### EXERCISE DESCRIPTION
Return all of the data verbatim, dropping any picture.

### INFORMATION SHOWN
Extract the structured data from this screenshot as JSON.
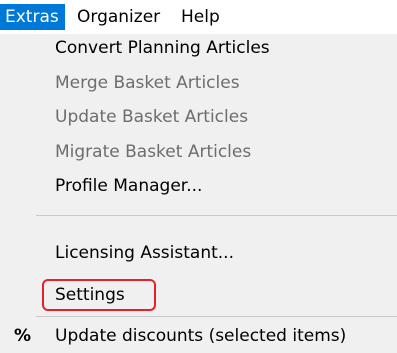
{
  "menubar": {
    "items": [
      {
        "label": "Extras",
        "active": true
      },
      {
        "label": "Organizer",
        "active": false
      },
      {
        "label": "Help",
        "active": false
      }
    ]
  },
  "dropdown": {
    "items": [
      {
        "label": "Convert Planning Articles",
        "enabled": true
      },
      {
        "label": "Merge Basket Articles",
        "enabled": false
      },
      {
        "label": "Update Basket Articles",
        "enabled": false
      },
      {
        "label": "Migrate Basket Articles",
        "enabled": false
      },
      {
        "label": "Profile Manager...",
        "enabled": true
      },
      {
        "label": "Licensing Assistant...",
        "enabled": true
      },
      {
        "label": "Settings",
        "enabled": true,
        "highlighted": true
      },
      {
        "label": "Update discounts (selected items)",
        "enabled": true,
        "icon": "percent-icon",
        "icon_glyph": "%"
      }
    ]
  },
  "colors": {
    "menu_active_bg": "#0078d7",
    "highlight_border": "#e8202a",
    "disabled_text": "#6d6d6d"
  }
}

### TASK OUTPUT
Extract the structured data from this screenshot as JSON.
{
  "menubar": {
    "items": [
      {
        "label": "Extras",
        "active": true
      },
      {
        "label": "Organizer",
        "active": false
      },
      {
        "label": "Help",
        "active": false
      }
    ]
  },
  "dropdown": {
    "items": [
      {
        "label": "Convert Planning Articles",
        "enabled": true
      },
      {
        "label": "Merge Basket Articles",
        "enabled": false
      },
      {
        "label": "Update Basket Articles",
        "enabled": false
      },
      {
        "label": "Migrate Basket Articles",
        "enabled": false
      },
      {
        "label": "Profile Manager...",
        "enabled": true
      },
      {
        "label": "Licensing Assistant...",
        "enabled": true
      },
      {
        "label": "Settings",
        "enabled": true,
        "highlighted": true
      },
      {
        "label": "Update discounts (selected items)",
        "enabled": true,
        "icon": "percent-icon",
        "icon_glyph": "%"
      }
    ]
  },
  "colors": {
    "menu_active_bg": "#0078d7",
    "highlight_border": "#e8202a",
    "disabled_text": "#6d6d6d"
  }
}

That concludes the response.